From Opening the Mouth of the Dead
- A Note on the Text
- The Unanswered Note
- Horizontal Memories of Tea
- For Noticing I No Longer
- For Not Playing Dead
- The Oldest Lunchroom Lady
- The Order of Their Living
- For Not Permitting a Man’s Heart To Be Taken from Him
- The Day I Hit My Father
- Suicide Attempt IV:
A History of the South
- She Said Yes
She Said Yes
Mother Tells Me the Morning After the Funeral
I poked the place that turns him when he snores. No rustling.
No resistance. Just air. My hand sunk to the sheet.
Mother Sets to Move Out the Clothes Right After
I need us to finish before you leave. Sort in wafts of Old Spice.
Pull pills out of pockets. A bottle out of hip boots. Decide what goes where.
Mother Wants Me to Take It Away
Take the bedroom TV to your aunt. I don’t want to wake up
with it on and think he might be watching.
My Little Cousin Asks While We Watch Cartoons
How come Road Runner never gets hurt? What does beep, beep mean?
Why does no one cry?
My Brother Explains the Bullets
He always said keep it clean so you won’t have an accident. Yelled
the time I came back without the safety on, even though I had no bullets. Mother said don’t keep any here. But I like to show my friends so I hide ’em in the cleaning kit.
Mother Thanks Me for Being a Helper
You were four when you asked if your daddy was drunk. I said yes.
You went and cleaned up your room.
Mother Tells the Legacy While Boxing Up Clothes
I can’t imagine what he was thinking to use that rifle. Everyone,
everyone looked up to your great-grandfather as a good man. Lived
long enough to teach a fourth generation to shoot straight.

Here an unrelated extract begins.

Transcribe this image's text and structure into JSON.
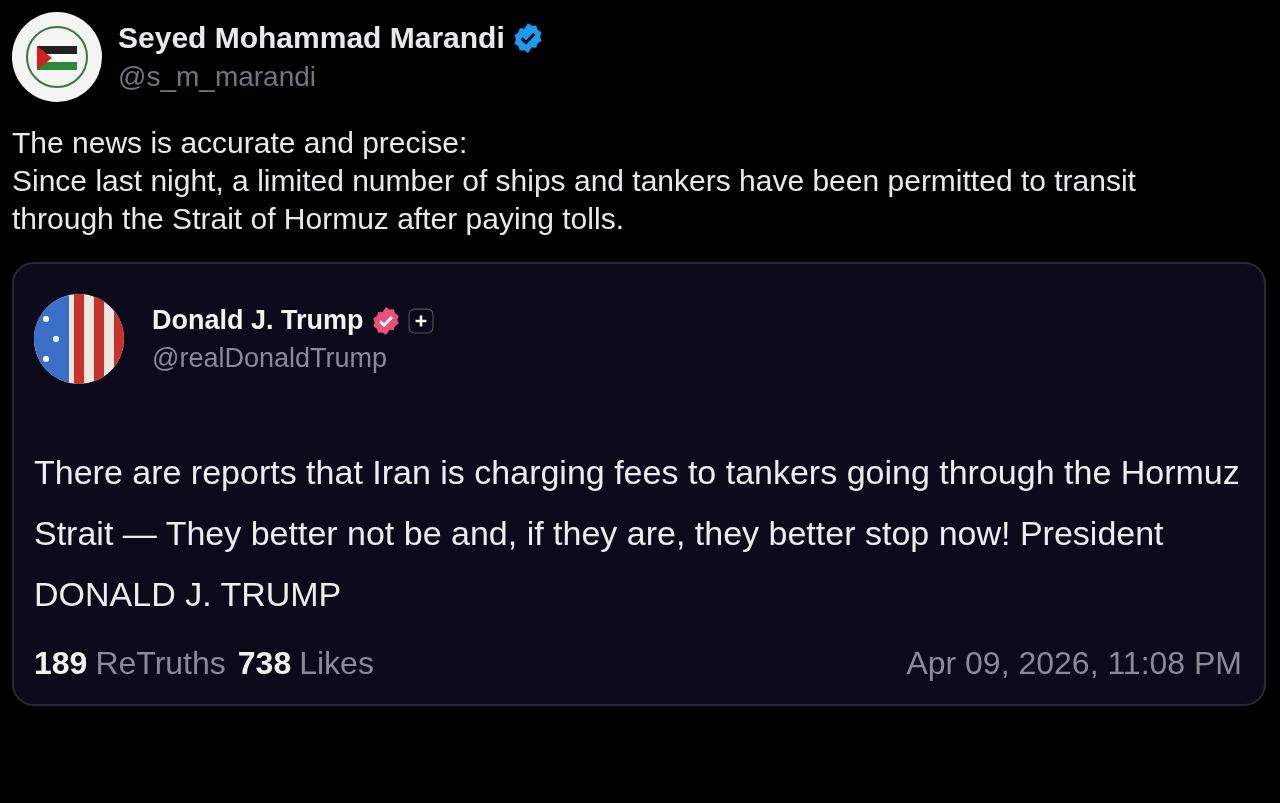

That rifle
was passing on pride to a son. We need more boxes from the store. And milk.
Published in RiverSedge